The Metro-North Railroad on Sunday announced that some slight service improvements are on the horizon for New Haven Line for the start of the work week Monday.
Since January, Prendergast had served as the MTA interim executive director. He succeeded Joseph Lhota, a Republican who resigned from the position to run for mayor of New York City.
After seven months of limited service and an estimated $650 million in hurricane damage, regular service on the A train is rolling through the Rockaways.
The man tapped to head the Metropolitan Transportation Authority wants a second look at the service cuts that have increased crowding and wait times.
After testing Wi-Fi in a handful of stations last year, the city is now expanding service to 30 additional stations, including Times Square, Rockefeller Center and Columbus Circle.
New York City straphangers will really want to hang on as there are many twists and turns ahead.
Thomas F. Prendergast was the MTA’s president of New York City Transit, which runs the bus and subway systems. He’s been the interim executive director of the MTA since Jan. 1.
No. 1 subway trains began running to and from the old South Ferry station Thursday morning. The newer South Ferry Terminal was heavily damaged in the Oct. 29 storm and extensive repairs are still needed.
Starting next month, the end of the the line for the 1 train will again be South Ferry.

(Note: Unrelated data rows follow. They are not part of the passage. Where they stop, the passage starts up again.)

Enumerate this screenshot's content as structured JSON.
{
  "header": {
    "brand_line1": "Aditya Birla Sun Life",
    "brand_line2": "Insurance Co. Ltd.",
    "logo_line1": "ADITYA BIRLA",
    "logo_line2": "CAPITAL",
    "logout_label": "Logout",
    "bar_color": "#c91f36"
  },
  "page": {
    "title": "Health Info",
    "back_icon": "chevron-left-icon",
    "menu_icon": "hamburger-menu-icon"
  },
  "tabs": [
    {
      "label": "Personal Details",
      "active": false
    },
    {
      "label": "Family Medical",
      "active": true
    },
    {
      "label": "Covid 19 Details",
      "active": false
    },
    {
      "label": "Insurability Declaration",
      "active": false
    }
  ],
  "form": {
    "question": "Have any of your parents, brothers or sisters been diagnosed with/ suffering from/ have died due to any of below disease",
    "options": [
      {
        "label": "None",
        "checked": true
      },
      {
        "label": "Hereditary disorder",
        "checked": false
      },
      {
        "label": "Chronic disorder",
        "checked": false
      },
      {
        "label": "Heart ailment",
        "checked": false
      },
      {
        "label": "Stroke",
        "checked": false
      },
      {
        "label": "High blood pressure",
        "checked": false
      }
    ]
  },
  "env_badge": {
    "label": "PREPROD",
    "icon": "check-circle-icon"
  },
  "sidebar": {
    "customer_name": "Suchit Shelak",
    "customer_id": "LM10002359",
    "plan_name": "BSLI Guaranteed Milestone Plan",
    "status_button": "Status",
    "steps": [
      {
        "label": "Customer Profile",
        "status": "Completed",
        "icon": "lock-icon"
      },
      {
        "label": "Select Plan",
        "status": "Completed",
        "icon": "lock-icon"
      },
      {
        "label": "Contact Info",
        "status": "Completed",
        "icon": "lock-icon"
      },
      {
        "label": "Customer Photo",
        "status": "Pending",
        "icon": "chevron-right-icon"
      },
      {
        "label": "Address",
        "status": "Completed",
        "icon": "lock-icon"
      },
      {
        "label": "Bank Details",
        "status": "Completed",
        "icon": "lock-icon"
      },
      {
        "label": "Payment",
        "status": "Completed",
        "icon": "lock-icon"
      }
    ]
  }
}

Acting Metropolitan Transportation Authority executive director Thomas Prendergast said Tuesday that the agency looking into ways to get at least some service back running at the South Ferry subway station.
Widespread power outages were affecting parts of the area, especially customers in Connecticut and Long Island.
Manhattan Borough President Scott Stringer predicts that if things keep going the way they are, 100 people will have been killed in the New York City Subway system this year.
You can now find out when the next subway train will arrive simply by looking at your smartphone.
In many cities across Europe and Asia, platform screen doors have become the norm. Will New york City consider making similar changes to hundreds of stations?